- EXERCISE OBJECTIVE
Line by line, please look for the word "this" in the following records, then copy each line you find it in.

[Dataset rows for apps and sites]
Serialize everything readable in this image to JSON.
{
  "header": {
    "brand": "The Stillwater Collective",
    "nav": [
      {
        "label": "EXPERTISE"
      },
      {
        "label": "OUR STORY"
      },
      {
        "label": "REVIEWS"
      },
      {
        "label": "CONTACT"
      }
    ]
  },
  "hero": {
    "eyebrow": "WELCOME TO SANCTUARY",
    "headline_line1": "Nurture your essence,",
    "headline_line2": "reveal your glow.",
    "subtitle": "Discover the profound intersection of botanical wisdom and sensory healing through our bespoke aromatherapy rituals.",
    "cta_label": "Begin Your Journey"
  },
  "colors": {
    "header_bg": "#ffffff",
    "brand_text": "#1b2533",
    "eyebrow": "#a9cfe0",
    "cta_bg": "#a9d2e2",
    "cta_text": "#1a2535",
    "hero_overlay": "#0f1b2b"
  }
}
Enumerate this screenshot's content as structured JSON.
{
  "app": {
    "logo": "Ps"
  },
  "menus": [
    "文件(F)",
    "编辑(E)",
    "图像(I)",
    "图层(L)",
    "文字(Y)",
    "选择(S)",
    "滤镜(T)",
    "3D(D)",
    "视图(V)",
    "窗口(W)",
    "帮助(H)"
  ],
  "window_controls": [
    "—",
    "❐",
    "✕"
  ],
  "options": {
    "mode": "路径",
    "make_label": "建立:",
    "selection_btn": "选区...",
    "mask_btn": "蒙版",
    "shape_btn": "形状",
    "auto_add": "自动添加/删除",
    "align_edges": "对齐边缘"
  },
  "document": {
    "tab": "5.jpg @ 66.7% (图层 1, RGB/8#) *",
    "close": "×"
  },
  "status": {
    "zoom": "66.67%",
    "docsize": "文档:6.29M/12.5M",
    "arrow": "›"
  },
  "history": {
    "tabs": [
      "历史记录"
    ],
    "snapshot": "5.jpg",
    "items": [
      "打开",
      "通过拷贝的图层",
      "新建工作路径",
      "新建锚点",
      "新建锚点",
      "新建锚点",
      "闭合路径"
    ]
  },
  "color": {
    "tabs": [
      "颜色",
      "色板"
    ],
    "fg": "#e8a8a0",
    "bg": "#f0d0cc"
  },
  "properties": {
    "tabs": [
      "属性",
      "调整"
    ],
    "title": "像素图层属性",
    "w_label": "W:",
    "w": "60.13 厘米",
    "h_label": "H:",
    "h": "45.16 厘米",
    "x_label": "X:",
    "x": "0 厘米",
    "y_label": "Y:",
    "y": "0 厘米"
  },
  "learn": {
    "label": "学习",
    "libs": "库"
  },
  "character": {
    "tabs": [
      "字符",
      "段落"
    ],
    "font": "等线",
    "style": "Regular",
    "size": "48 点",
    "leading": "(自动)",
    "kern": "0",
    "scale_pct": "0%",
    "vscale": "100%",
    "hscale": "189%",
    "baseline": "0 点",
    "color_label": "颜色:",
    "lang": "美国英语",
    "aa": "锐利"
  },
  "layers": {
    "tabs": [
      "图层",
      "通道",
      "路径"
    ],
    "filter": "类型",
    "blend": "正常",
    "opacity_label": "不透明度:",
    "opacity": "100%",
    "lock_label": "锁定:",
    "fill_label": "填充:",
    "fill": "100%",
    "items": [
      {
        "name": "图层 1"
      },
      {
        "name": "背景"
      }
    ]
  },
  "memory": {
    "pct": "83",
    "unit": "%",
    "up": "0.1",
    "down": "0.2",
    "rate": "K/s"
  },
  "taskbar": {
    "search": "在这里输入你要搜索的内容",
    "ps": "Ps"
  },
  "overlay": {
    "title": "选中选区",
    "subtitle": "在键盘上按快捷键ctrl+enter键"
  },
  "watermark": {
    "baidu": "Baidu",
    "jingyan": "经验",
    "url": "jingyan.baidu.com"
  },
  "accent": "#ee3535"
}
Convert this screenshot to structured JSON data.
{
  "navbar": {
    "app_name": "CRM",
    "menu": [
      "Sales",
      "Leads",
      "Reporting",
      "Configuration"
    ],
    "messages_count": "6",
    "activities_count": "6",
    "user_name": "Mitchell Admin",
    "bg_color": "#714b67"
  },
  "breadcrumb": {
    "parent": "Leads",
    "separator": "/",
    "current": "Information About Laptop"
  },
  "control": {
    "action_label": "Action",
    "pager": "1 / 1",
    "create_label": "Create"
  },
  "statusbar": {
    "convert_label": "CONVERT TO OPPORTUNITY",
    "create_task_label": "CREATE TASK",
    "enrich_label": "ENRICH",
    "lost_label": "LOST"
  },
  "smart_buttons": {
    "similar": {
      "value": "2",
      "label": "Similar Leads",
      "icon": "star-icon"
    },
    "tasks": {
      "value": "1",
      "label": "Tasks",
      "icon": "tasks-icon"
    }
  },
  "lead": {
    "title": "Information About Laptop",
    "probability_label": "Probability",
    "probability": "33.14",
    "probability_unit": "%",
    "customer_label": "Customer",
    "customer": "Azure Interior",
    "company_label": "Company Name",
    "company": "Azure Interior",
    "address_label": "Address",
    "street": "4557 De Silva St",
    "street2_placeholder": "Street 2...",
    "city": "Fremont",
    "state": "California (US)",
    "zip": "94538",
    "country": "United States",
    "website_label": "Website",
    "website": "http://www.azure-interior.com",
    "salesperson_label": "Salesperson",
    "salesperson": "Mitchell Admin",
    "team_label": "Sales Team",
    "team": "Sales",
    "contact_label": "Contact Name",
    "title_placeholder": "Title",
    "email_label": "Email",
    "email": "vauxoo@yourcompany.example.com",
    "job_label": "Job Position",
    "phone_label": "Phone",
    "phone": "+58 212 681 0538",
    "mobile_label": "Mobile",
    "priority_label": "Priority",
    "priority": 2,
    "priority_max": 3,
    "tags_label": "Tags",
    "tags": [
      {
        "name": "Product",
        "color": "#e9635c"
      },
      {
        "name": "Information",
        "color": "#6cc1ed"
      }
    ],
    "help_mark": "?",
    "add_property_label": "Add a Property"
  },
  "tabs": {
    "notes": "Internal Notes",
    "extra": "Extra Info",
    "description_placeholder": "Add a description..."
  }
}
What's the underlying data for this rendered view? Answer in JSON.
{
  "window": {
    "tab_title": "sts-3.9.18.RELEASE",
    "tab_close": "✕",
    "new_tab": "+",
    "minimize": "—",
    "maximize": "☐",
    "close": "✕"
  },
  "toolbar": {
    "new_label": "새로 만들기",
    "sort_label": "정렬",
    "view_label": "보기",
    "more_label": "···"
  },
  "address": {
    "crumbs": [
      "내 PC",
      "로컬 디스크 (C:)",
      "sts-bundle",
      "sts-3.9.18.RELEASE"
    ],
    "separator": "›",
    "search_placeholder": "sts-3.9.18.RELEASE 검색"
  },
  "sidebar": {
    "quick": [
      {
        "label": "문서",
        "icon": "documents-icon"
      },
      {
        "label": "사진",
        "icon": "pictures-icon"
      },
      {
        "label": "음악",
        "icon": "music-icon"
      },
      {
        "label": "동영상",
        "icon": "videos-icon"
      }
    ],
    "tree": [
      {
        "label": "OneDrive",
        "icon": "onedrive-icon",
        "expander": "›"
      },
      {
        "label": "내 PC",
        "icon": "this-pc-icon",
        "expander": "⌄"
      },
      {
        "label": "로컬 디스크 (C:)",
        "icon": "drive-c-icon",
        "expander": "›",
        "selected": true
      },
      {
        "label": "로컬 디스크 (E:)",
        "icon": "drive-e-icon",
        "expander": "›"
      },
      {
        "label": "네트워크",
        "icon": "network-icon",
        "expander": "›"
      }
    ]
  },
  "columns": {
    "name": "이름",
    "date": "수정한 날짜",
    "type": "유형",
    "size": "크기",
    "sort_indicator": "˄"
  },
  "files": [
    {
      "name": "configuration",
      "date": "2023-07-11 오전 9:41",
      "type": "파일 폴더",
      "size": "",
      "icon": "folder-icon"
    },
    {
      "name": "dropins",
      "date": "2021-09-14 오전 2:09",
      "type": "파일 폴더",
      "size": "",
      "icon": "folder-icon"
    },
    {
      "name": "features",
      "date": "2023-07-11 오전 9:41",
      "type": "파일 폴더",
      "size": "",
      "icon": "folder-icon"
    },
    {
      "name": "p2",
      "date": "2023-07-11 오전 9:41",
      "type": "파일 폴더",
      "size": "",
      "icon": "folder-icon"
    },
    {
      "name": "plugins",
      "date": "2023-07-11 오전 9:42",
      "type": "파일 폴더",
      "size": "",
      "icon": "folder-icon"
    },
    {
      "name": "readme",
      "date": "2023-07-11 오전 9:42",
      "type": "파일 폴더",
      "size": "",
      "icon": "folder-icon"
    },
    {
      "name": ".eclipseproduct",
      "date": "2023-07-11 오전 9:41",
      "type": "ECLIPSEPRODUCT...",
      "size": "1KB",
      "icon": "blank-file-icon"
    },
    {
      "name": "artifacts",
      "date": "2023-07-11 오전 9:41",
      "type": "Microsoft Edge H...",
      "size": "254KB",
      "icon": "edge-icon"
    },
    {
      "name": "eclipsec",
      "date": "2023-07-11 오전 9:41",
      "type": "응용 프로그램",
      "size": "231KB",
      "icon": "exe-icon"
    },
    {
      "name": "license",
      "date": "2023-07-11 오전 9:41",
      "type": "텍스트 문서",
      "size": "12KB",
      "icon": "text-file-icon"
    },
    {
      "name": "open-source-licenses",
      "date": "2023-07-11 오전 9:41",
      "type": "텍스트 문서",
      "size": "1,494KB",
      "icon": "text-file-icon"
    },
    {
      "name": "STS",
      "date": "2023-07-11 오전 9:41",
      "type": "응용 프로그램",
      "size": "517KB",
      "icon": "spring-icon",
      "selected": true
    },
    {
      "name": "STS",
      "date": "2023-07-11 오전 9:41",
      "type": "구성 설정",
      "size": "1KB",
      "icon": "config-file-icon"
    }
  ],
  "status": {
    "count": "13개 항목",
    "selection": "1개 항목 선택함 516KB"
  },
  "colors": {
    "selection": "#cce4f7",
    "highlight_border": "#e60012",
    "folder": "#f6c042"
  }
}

- RESULT
Serialize everything readable in this image to JSON.
Enumerate this screenshot's content as structured JSON.
Convert this screenshot to structured JSON data.
What's the underlying data for this rendered view? Answer in JSON.
        "icon": "this-pc-icon",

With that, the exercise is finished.